To avoid decision fatigue, create a timetable in advance for the books that you’ll read over, say, the next 20 to 30 weeks. If you’ve got 30 books that you haven’t read standing by, this isn’t so much about making a choice of which books you’re going to read, just the order in which you are going to read them.
Keep Costs Down
When Zuckerberg founded Facebook in 2004 under the name “theFacebook,” he didn’t have a lot of money – certainly not the billions he has today. As a result, he needed to be careful about all his expenditure, including the money he spent on his weekly book habit. In order for a weekly read to become sustainable, you need to find ways to keep costs down too.
Use sites to get cash for your books, read e-books, grab books for your local or university library, and sign up for monthly subs that reduce the cost of reading overall. The last thing you want is for the expansion of your mind to be interrupted by lack of money.
When You’re Up Against The Clock, Skim
Skim reading is a skill. It takes time to build. But it’s usually something that comes naturally to people as they read more. If you’re reading something for work, or something you need to learn, skimming probably isn’t such a good idea. But if you’re reading for leisure, then you might want to try skimming, especially if you’re reading fiction and you’re up against the clock. Skimming means that you can get onto the next book faster.
Start Using Technology
Most of us grew up surrounded by physical books. Nothing beat the feeling and the smell of a book and being curled up in a corner reading it. But carrying a book around with you everywhere you go is a little impractical, especially if you have to be all over the world like Zuckerberg does. As a result, it’s a good idea to turn to technology and use e-books. The great thing about technology is that you don’t actually have to physically look at the screen anymore. Audiobook services have turned the majority of fiction and nonfiction books into audio files, giving you the ability to listen to your favorite books while standing up on the subway or riding your bike through the park.
Only Read Books You Enjoy
Forcing yourself to read books because you think you have to isn’t a good idea. Sitting down to work your way through Catcher In The Rye because you think you have to, just because it’s a classic, is a recipe for disaster. Reading a book takes commitment, and it’s hard to commit to books that you don’t find alluring from the outset.
With that said, your tastes will change naturally over time. You might be interested in pursuing a particular genre or topic in one month, and then you might learn all you need to know about that and pursue another in the next month. You never know which books are going to help you in the long-term – something which Zuckerberg is keenly aware of.

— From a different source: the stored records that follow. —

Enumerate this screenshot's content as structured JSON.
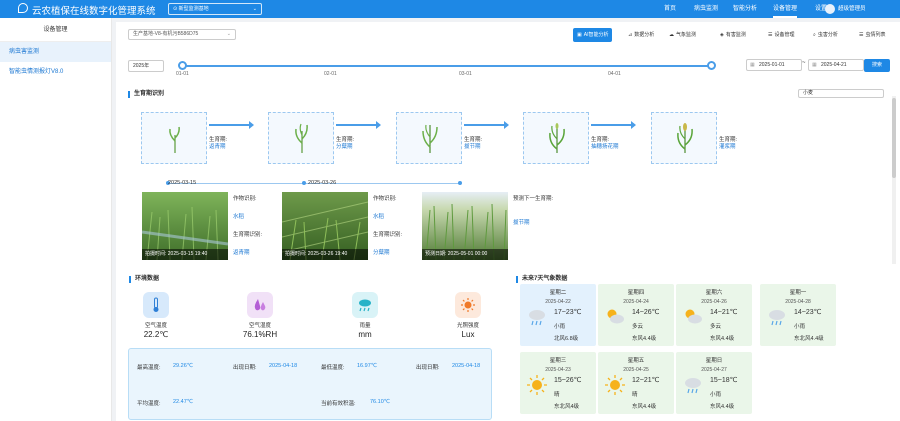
{
  "header": {
    "app_title": "云农植保在线数字化管理系统",
    "site": "新型监测基地",
    "nav": [
      "首页",
      "病虫监测",
      "智能分析",
      "设备管理",
      "设置"
    ],
    "active_nav": "设备管理",
    "user": "超级管理员"
  },
  "sidebar": {
    "title": "设备管理",
    "items": [
      {
        "label": "病虫害监测",
        "active": true
      },
      {
        "label": "智能虫情测报灯V8.0",
        "active": false
      }
    ]
  },
  "toolbar": {
    "device": "生产基地-V8-有机污B586D75",
    "tabs": [
      "AI智能分析",
      "数据分析",
      "气象监测",
      "有害监测",
      "设备管理",
      "虫害分析",
      "虫情列表"
    ],
    "active_tab": "AI智能分析"
  },
  "filter": {
    "year": "2025年",
    "timeline_labels": [
      "01-01",
      "02-01",
      "03-01",
      "04-01"
    ],
    "start_date": "2025-01-01",
    "end_date": "2025-04-21",
    "search": "搜索",
    "range_sep": "~"
  },
  "growth": {
    "title": "生育期识别",
    "top_select": "小麦",
    "stage_label": "生育期:",
    "stages": [
      "返青期",
      "分蘖期",
      "拔节期",
      "抽穗扬花期",
      "灌浆期"
    ],
    "photo_dates": [
      "2025-03-15",
      "2025-03-26"
    ],
    "photos": [
      {
        "caption": "拍摄时间: 2025-03-15 19:40",
        "crop_label": "作物识别:",
        "crop": "水稻",
        "stage_label": "生育期识别:",
        "stage": "返青期"
      },
      {
        "caption": "拍摄时间: 2025-03-26 19:40",
        "crop_label": "作物识别:",
        "crop": "水稻",
        "stage_label": "生育期识别:",
        "stage": "分蘖期"
      },
      {
        "caption": "预测日期: 2025-05-01 00:00",
        "next_label": "预测下一生育期:",
        "next": "拔节期"
      }
    ]
  },
  "environment": {
    "title": "环境数据",
    "items": [
      {
        "label": "空气温度",
        "value": "22.2℃",
        "icon": "thermometer-icon",
        "color": "#d7e9fb"
      },
      {
        "label": "空气湿度",
        "value": "76.1%RH",
        "icon": "humidity-icon",
        "color": "#f1e1f7"
      },
      {
        "label": "雨量",
        "value": "mm",
        "icon": "rain-icon",
        "color": "#d9f3f7"
      },
      {
        "label": "光照强度",
        "value": "Lux",
        "icon": "sun-icon",
        "color": "#fde9dc"
      }
    ],
    "stats": {
      "max_temp_label": "最高温度:",
      "max_temp": "29.26℃",
      "max_date_label": "出现日期:",
      "max_date": "2025-04-18",
      "min_temp_label": "最低温度:",
      "min_temp": "16.97℃",
      "min_date_label": "出现日期:",
      "min_date": "2025-04-18",
      "avg_temp_label": "平均温度:",
      "avg_temp": "22.47℃",
      "acc_label": "当前有效积温:",
      "acc": "76.10℃"
    }
  },
  "weather": {
    "title": "未来7天气象数据",
    "days": [
      {
        "day": "星期二",
        "date": "2025-04-22",
        "temp": "17~23℃",
        "cond": "小雨",
        "wind": "北风6.8级",
        "icon": "rain-cloud-icon",
        "tone": "blue"
      },
      {
        "day": "星期四",
        "date": "2025-04-24",
        "temp": "14~26℃",
        "cond": "多云",
        "wind": "东风4.4级",
        "icon": "partly-cloudy-icon",
        "tone": "green"
      },
      {
        "day": "星期六",
        "date": "2025-04-26",
        "temp": "14~21℃",
        "cond": "多云",
        "wind": "东风4.4级",
        "icon": "partly-cloudy-icon",
        "tone": "green"
      },
      {
        "day": "星期一",
        "date": "2025-04-28",
        "temp": "14~23℃",
        "cond": "小雨",
        "wind": "东北风4.4级",
        "icon": "rain-cloud-icon",
        "tone": "green"
      },
      {
        "day": "星期三",
        "date": "2025-04-23",
        "temp": "15~26℃",
        "cond": "晴",
        "wind": "东北风4级",
        "icon": "sunny-icon",
        "tone": "green"
      },
      {
        "day": "星期五",
        "date": "2025-04-25",
        "temp": "12~21℃",
        "cond": "晴",
        "wind": "东风4.4级",
        "icon": "sunny-icon",
        "tone": "green"
      },
      {
        "day": "星期日",
        "date": "2025-04-27",
        "temp": "15~18℃",
        "cond": "小雨",
        "wind": "东风4.4级",
        "icon": "rain-cloud-icon",
        "tone": "green"
      }
    ]
  },
  "colors": {
    "primary": "#1e88e5",
    "link": "#1976d2"
  }
}
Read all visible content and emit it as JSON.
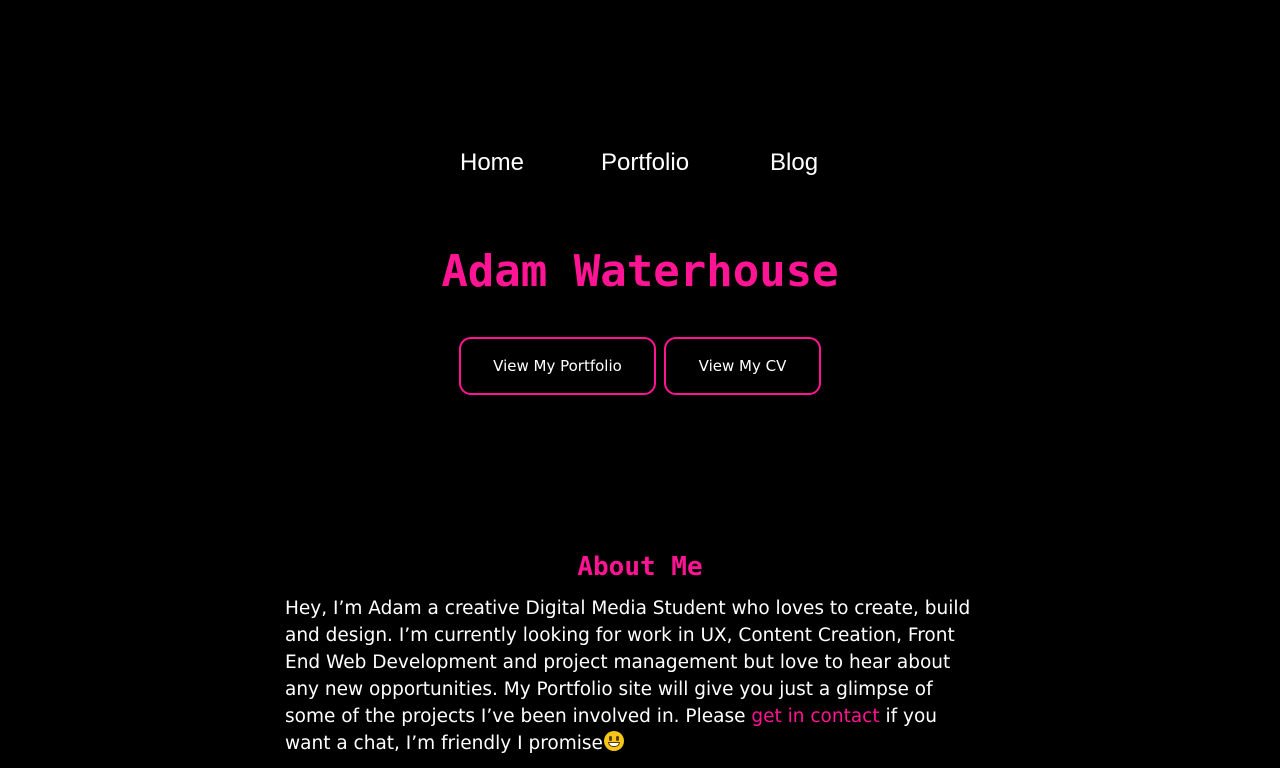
{
  "nav": {
    "home": "Home",
    "portfolio": "Portfolio",
    "blog": "Blog"
  },
  "hero": {
    "title": "Adam Waterhouse",
    "portfolio_button": "View My Portfolio",
    "cv_button": "View My CV"
  },
  "about": {
    "heading": "About Me",
    "text_before_link": "Hey, I’m Adam a creative Digital Media Student who loves to create, build and design. I’m currently looking for work in UX, Content Creation, Front End Web Development and project management but love to hear about any new opportunities. My Portfolio site will give you just a glimpse of some of the projects I’ve been involved in. Please ",
    "link_text": "get in contact",
    "text_after_link": " if you want a chat, I’m friendly I promise",
    "emoji_icon": "grinning-face-icon"
  },
  "colors": {
    "background": "#000000",
    "accent": "#ff1493",
    "text": "#ffffff"
  }
}
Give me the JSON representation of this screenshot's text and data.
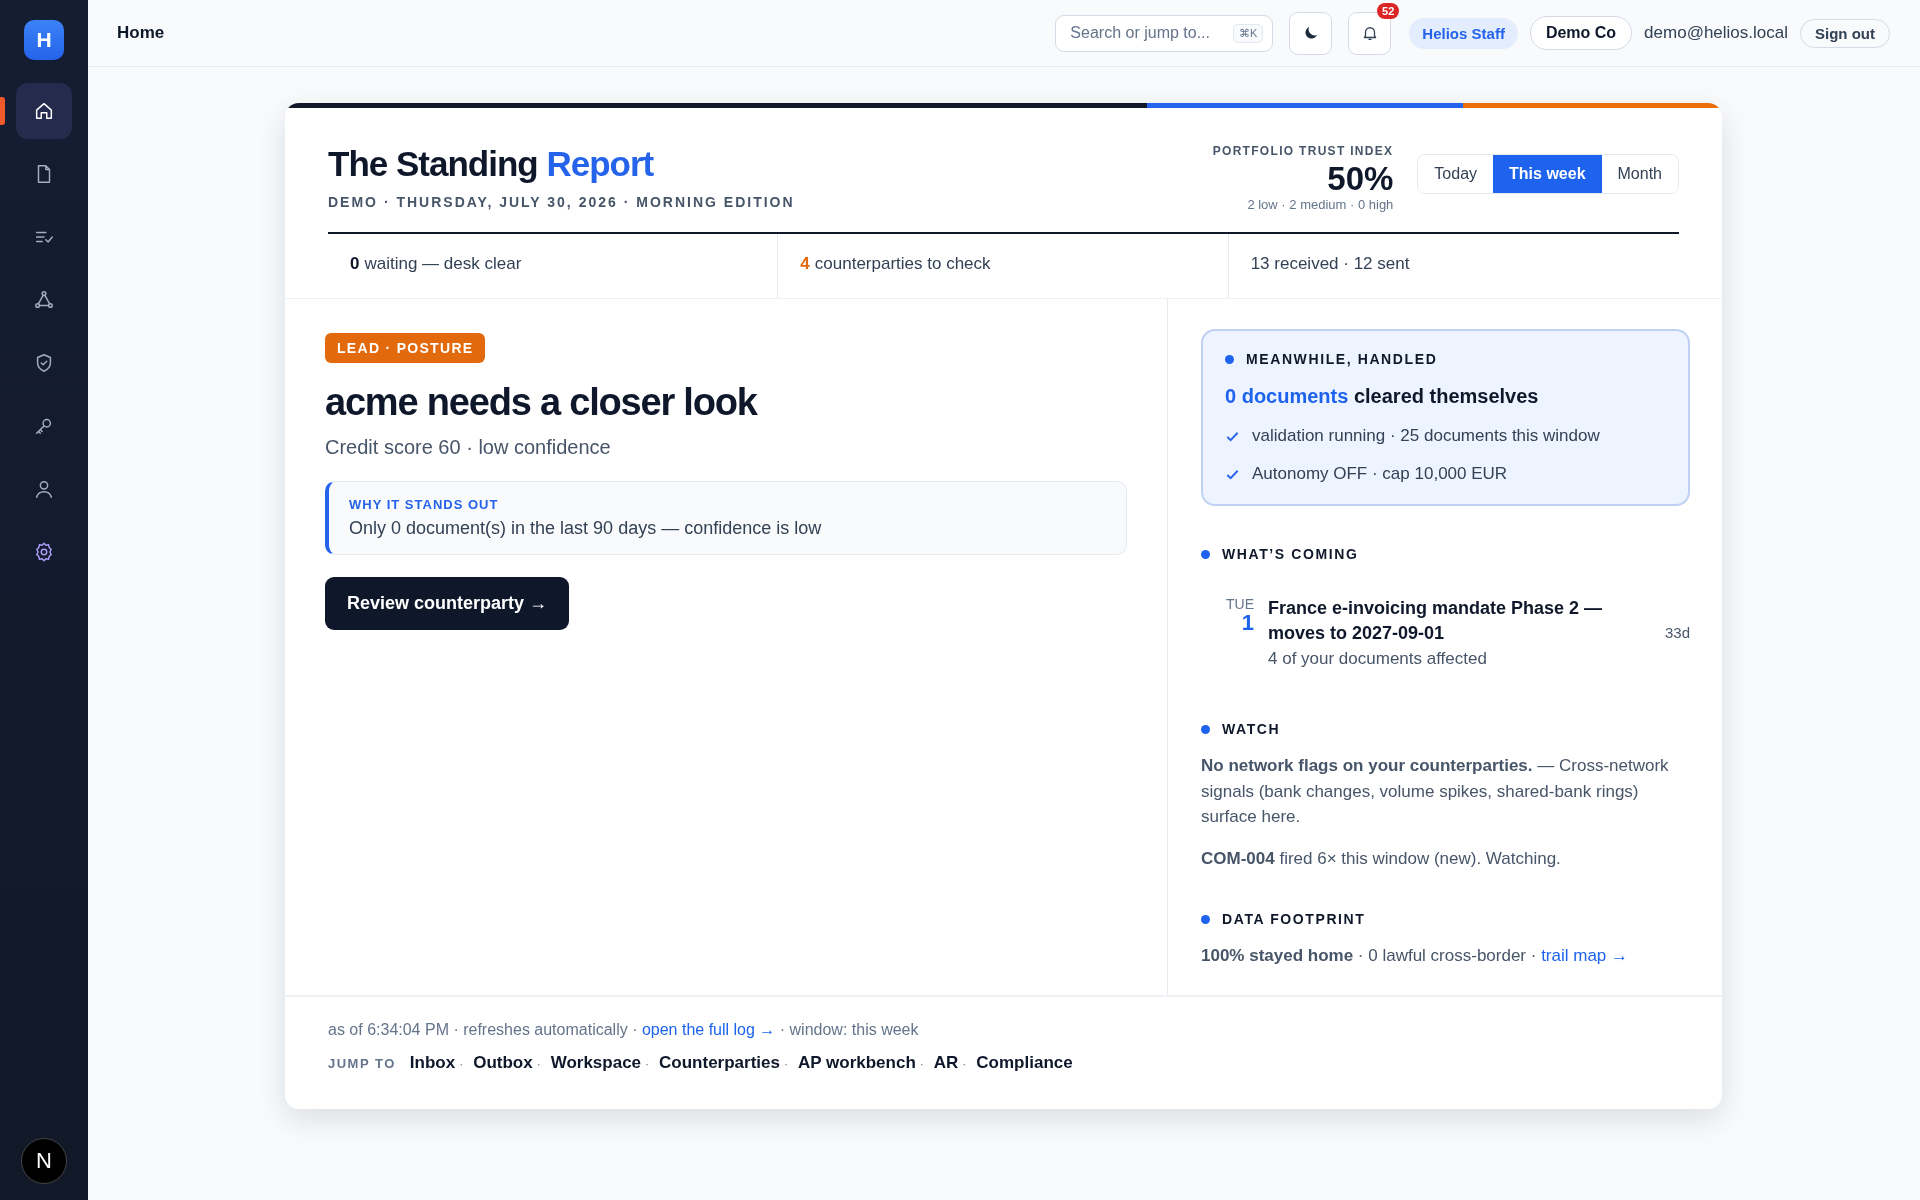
{
  "sidebar": {
    "logo": "H",
    "items": [
      {
        "selected": true
      },
      {
        "selected": false
      },
      {
        "selected": false
      },
      {
        "selected": false
      },
      {
        "selected": false
      },
      {
        "selected": false
      },
      {
        "selected": false
      },
      {
        "selected": false
      }
    ],
    "avatar": "N"
  },
  "topbar": {
    "title": "Home",
    "search": {
      "placeholder": "Search or jump to...",
      "shortcut": "⌘K"
    },
    "notifications": "52",
    "role": "Helios Staff",
    "org": "Demo Co",
    "email": "demo@helios.local",
    "sign_out": "Sign out"
  },
  "report": {
    "title": "The Standing",
    "title_accent": "Report",
    "edition": "DEMO · THURSDAY, JULY 30, 2026 · MORNING EDITION",
    "index": {
      "label": "PORTFOLIO TRUST INDEX",
      "value": "50%",
      "breakdown": "2 low · 2 medium · 0 high"
    },
    "periods": [
      {
        "label": "Today",
        "selected": false
      },
      {
        "label": "This week",
        "selected": true
      },
      {
        "label": "Month",
        "selected": false
      }
    ],
    "stats": [
      {
        "value": "0",
        "label": "waiting — desk clear",
        "color": "#0f172a"
      },
      {
        "value": "4",
        "label": "counterparties to check",
        "color": "#e2690c"
      },
      {
        "label": "13 received · 12 sent"
      }
    ],
    "lead": {
      "badge": "LEAD · POSTURE",
      "headline": "acme needs a closer look",
      "subtitle": "Credit score 60 · low confidence",
      "why_label": "WHY IT STANDS OUT",
      "why_text": "Only 0 document(s) in the last 90 days — confidence is low",
      "action": "Review counterparty →"
    },
    "handled": {
      "heading": "MEANWHILE, HANDLED",
      "link": "0 documents",
      "text": "cleared themselves",
      "checks": [
        "validation running · 25 documents this window",
        "Autonomy OFF · cap 10,000 EUR"
      ]
    },
    "coming": {
      "heading": "WHAT’S COMING",
      "events": [
        {
          "weekday": "TUE",
          "day": "1",
          "title": "France e-invoicing mandate Phase 2 — moves to 2027-09-01",
          "detail": "4 of your documents affected",
          "countdown": "33d"
        }
      ]
    },
    "watch": {
      "heading": "WATCH",
      "paragraphs": [
        "**No network flags on your counterparties.** — Cross-network signals (bank changes, volume spikes, shared-bank rings) surface here.",
        "**COM-004** fired 6× this window (new). Watching."
      ]
    },
    "footprint": {
      "heading": "DATA FOOTPRINT",
      "text": "**100% stayed home** · 0 lawful cross-border · ",
      "link": "trail map →"
    },
    "footer": {
      "status_before": "as of 6:34:04 PM · refreshes automatically · ",
      "status_link": "open the full log →",
      "status_after": " · window: this week",
      "jump_label": "JUMP TO",
      "separator": "·",
      "links": [
        "Inbox",
        "Outbox",
        "Workspace",
        "Counterparties",
        "AP workbench",
        "AR",
        "Compliance"
      ]
    }
  }
}
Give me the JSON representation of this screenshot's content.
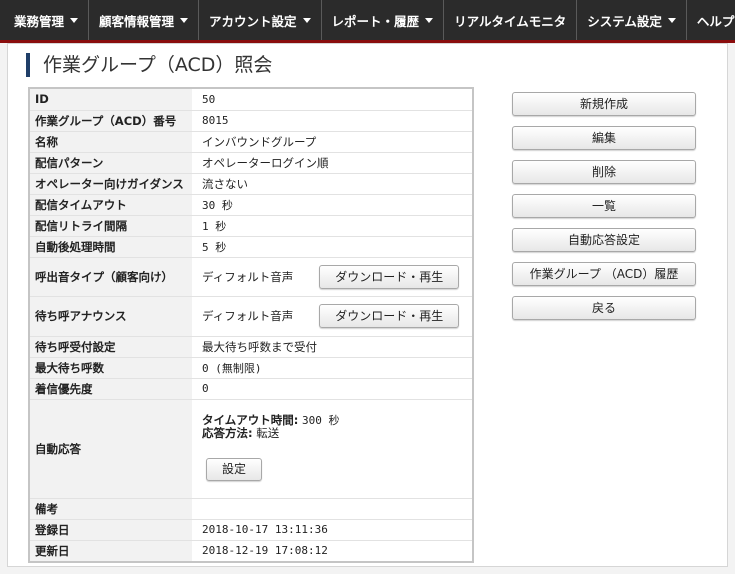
{
  "nav": {
    "items": [
      {
        "label": "業務管理",
        "dropdown": true
      },
      {
        "label": "顧客情報管理",
        "dropdown": true
      },
      {
        "label": "アカウント設定",
        "dropdown": true
      },
      {
        "label": "レポート・履歴",
        "dropdown": true
      },
      {
        "label": "リアルタイムモニタ",
        "dropdown": false
      },
      {
        "label": "システム設定",
        "dropdown": true
      },
      {
        "label": "ヘルプ",
        "dropdown": true
      }
    ]
  },
  "page": {
    "title": "作業グループ（ACD）照会"
  },
  "info": {
    "id": {
      "label": "ID",
      "value": "50"
    },
    "number": {
      "label": "作業グループ（ACD）番号",
      "value": "8015"
    },
    "name": {
      "label": "名称",
      "value": "インバウンドグループ"
    },
    "pattern": {
      "label": "配信パターン",
      "value": "オペレーターログイン順"
    },
    "guidance": {
      "label": "オペレーター向けガイダンス",
      "value": "流さない"
    },
    "timeout": {
      "label": "配信タイムアウト",
      "value": "30 秒"
    },
    "retry": {
      "label": "配信リトライ間隔",
      "value": "1 秒"
    },
    "after": {
      "label": "自動後処理時間",
      "value": "5 秒"
    },
    "ring": {
      "label": "呼出音タイプ（顧客向け）",
      "value": "ディフォルト音声",
      "button": "ダウンロード・再生"
    },
    "announce": {
      "label": "待ち呼アナウンス",
      "value": "ディフォルト音声",
      "button": "ダウンロード・再生"
    },
    "accept": {
      "label": "待ち呼受付設定",
      "value": "最大待ち呼数まで受付"
    },
    "maxwait": {
      "label": "最大待ち呼数",
      "value": "0 (無制限)"
    },
    "priority": {
      "label": "着信優先度",
      "value": "0"
    },
    "auto": {
      "label": "自動応答",
      "timeout_label": "タイムアウト時間:",
      "timeout_value": "300 秒",
      "method_label": "応答方法:",
      "method_value": "転送",
      "button": "設定"
    },
    "remarks": {
      "label": "備考",
      "value": ""
    },
    "created": {
      "label": "登録日",
      "value": "2018-10-17 13:11:36"
    },
    "updated": {
      "label": "更新日",
      "value": "2018-12-19 17:08:12"
    }
  },
  "actions": [
    "新規作成",
    "編集",
    "削除",
    "一覧",
    "自動応答設定",
    "作業グループ （ACD）履歴",
    "戻る"
  ],
  "colors": {
    "nav_bg": "#2b2b2b",
    "nav_accent": "#8a0d0d",
    "title_bar": "#1f3e68"
  }
}
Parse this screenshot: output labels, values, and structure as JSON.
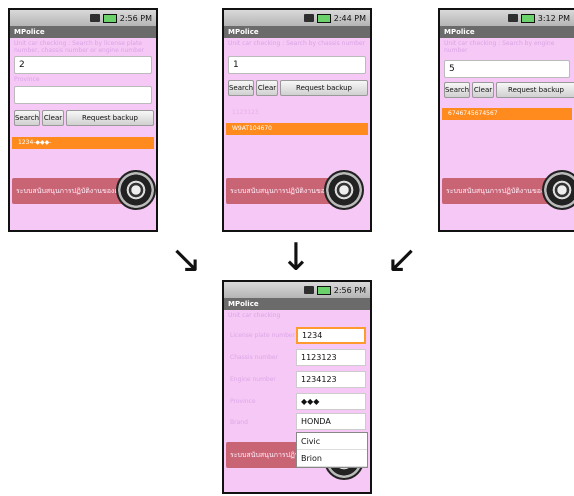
{
  "phone1": {
    "time": "2:56 PM",
    "app_title": "MPolice",
    "hint": "Unit car checking : Search by license plate number, chassis number or engine number",
    "input_value": "2",
    "province_hint": "Province",
    "buttons": {
      "search": "Search",
      "clear": "Clear",
      "backup": "Request backup"
    },
    "result": "1234-◆◆◆-",
    "banner": "ระบบสนับสนุนการปฏิบัติงานของตำรวจ"
  },
  "phone2": {
    "time": "2:44 PM",
    "app_title": "MPolice",
    "hint": "Unit car checking : Search by chassis number",
    "input_value": "1",
    "buttons": {
      "search": "Search",
      "clear": "Clear",
      "backup": "Request backup"
    },
    "results": [
      "1123123",
      "W9AT104670"
    ],
    "banner": "ระบบสนับสนุนการปฏิบัติงานของตำรวจ"
  },
  "phone3": {
    "time": "3:12 PM",
    "app_title": "MPolice",
    "hint": "Unit car checking : Search by engine number",
    "input_value": "5",
    "buttons": {
      "search": "Search",
      "clear": "Clear",
      "backup": "Request backup"
    },
    "result": "6746745674567",
    "banner": "ระบบสนับสนุนการปฏิบัติงานของตำรวจ"
  },
  "phone4": {
    "time": "2:56 PM",
    "app_title": "MPolice",
    "heading": "Unit car checking",
    "fields": [
      {
        "label": "License plate number",
        "value": "1234"
      },
      {
        "label": "Chassis number",
        "value": "1123123"
      },
      {
        "label": "Engine number",
        "value": "1234123"
      },
      {
        "label": "Province",
        "value": "◆◆◆"
      },
      {
        "label": "Brand",
        "value": "HONDA"
      }
    ],
    "dropdown": [
      "Civic",
      "Brion"
    ],
    "banner": "ระบบสนับสนุนการปฏิบัติงานของตำรวจ"
  },
  "arrows": {
    "left": "↘",
    "center": "↓",
    "right": "↙"
  }
}
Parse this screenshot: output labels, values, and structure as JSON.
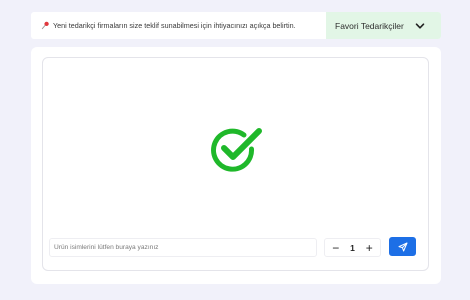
{
  "notice": {
    "icon": "pin-icon",
    "text": "Yeni tedarikçi firmaların size teklif sunabilmesi için ihtiyacınızı açıkça belirtin."
  },
  "favorites": {
    "label": "Favori Tedarikçiler",
    "icon": "chevron-down-icon",
    "bg_color": "#e2f6e6"
  },
  "status": {
    "icon": "check-circle-icon",
    "color": "#1fb82a"
  },
  "product_input": {
    "placeholder": "Ürün isimlerini lütfen buraya yazınız",
    "value": ""
  },
  "quantity": {
    "minus": "−",
    "value": "1",
    "plus": "+"
  },
  "send_button": {
    "icon": "send-icon",
    "color": "#1d6fe6"
  }
}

When you’re really struggling, just come back and remember these tips….